Dataset items
= = =

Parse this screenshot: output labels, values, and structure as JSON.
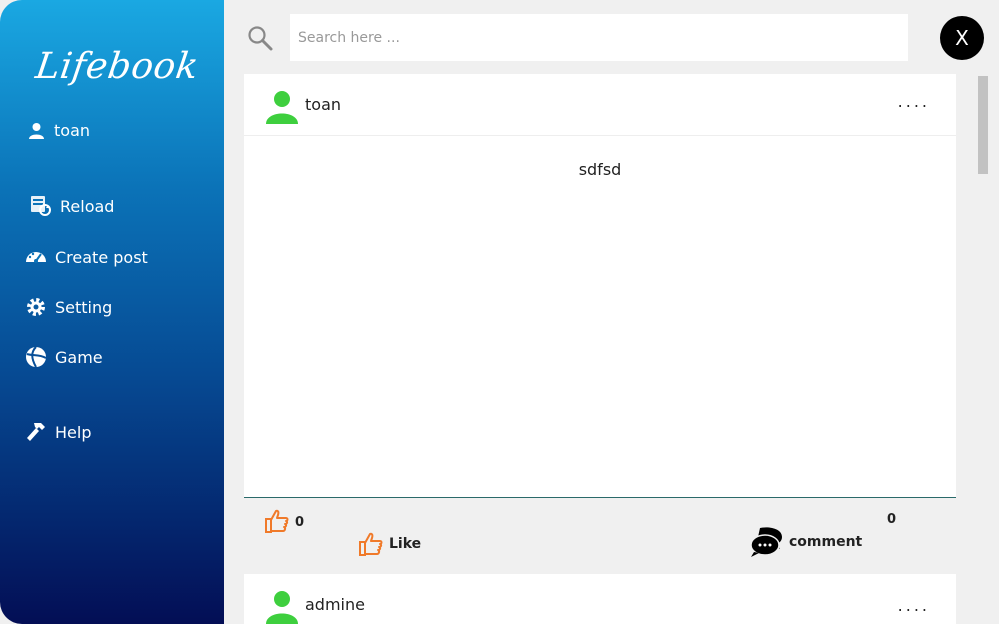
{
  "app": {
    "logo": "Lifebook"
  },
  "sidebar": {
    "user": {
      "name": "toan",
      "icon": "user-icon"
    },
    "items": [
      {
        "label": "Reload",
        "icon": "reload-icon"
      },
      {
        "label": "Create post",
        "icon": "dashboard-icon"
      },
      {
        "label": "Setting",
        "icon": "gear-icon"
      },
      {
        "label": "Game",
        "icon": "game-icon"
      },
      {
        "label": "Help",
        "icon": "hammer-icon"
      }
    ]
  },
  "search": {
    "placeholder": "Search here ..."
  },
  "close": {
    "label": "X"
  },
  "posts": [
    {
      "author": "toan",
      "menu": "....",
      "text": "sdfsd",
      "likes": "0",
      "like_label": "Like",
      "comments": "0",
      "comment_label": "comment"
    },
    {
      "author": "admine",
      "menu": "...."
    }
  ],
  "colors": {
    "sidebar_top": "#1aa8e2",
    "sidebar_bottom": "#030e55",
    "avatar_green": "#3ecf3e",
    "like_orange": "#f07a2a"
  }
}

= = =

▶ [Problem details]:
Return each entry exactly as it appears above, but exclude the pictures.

▶ [Problem solution]:
Parse this screenshot: output labels, values, and structure as JSON.
{
  "app": {
    "logo": "Lifebook"
  },
  "sidebar": {
    "user": {
      "name": "toan",
      "icon": "user-icon"
    },
    "items": [
      {
        "label": "Reload",
        "icon": "reload-icon"
      },
      {
        "label": "Create post",
        "icon": "dashboard-icon"
      },
      {
        "label": "Setting",
        "icon": "gear-icon"
      },
      {
        "label": "Game",
        "icon": "game-icon"
      },
      {
        "label": "Help",
        "icon": "hammer-icon"
      }
    ]
  },
  "search": {
    "placeholder": "Search here ..."
  },
  "close": {
    "label": "X"
  },
  "posts": [
    {
      "author": "toan",
      "menu": "....",
      "text": "sdfsd",
      "likes": "0",
      "like_label": "Like",
      "comments": "0",
      "comment_label": "comment"
    },
    {
      "author": "admine",
      "menu": "...."
    }
  ],
  "colors": {
    "sidebar_top": "#1aa8e2",
    "sidebar_bottom": "#030e55",
    "avatar_green": "#3ecf3e",
    "like_orange": "#f07a2a"
  }
}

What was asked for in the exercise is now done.